What is expected ▸ Lines from the entries below that hold "name" form the answer; copy all of them.

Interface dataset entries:

☆ ☆ ☆ ☆ ☆

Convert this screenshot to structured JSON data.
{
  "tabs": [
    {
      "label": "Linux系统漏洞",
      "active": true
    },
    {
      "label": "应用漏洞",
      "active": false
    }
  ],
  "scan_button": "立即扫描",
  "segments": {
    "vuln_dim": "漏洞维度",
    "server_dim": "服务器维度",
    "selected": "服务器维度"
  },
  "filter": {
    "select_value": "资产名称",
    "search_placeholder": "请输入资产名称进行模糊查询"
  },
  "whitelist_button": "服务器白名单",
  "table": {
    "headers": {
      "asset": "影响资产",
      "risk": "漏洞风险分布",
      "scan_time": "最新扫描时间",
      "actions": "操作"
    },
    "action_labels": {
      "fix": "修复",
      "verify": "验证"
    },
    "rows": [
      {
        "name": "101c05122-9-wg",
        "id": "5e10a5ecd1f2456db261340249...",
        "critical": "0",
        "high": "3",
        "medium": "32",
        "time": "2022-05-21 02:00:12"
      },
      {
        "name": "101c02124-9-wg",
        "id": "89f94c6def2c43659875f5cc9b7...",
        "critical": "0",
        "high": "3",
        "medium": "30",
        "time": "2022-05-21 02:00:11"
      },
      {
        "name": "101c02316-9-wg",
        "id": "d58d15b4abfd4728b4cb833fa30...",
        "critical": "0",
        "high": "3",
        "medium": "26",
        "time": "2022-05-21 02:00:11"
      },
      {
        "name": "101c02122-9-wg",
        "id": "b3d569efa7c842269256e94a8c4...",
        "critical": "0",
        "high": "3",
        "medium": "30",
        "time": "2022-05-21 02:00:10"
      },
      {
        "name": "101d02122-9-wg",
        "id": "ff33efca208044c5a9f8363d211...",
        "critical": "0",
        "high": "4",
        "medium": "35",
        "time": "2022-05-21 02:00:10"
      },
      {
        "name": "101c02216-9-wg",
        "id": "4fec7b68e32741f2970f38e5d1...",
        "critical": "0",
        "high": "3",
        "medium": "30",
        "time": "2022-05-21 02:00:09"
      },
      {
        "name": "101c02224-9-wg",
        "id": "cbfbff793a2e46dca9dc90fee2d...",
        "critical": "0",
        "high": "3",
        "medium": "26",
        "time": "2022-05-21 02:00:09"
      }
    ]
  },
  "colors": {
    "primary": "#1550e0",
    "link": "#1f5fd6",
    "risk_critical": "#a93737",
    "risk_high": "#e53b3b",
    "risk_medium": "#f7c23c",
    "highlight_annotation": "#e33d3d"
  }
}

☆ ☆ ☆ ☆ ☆

Answer to the exercise ▸
        "name": "101c05122-9-wg",
        "name": "101c02124-9-wg",
        "name": "101c02316-9-wg",
        "name": "101c02122-9-wg",
        "name": "101d02122-9-wg",
        "name": "101c02216-9-wg",
        "name": "101c02224-9-wg",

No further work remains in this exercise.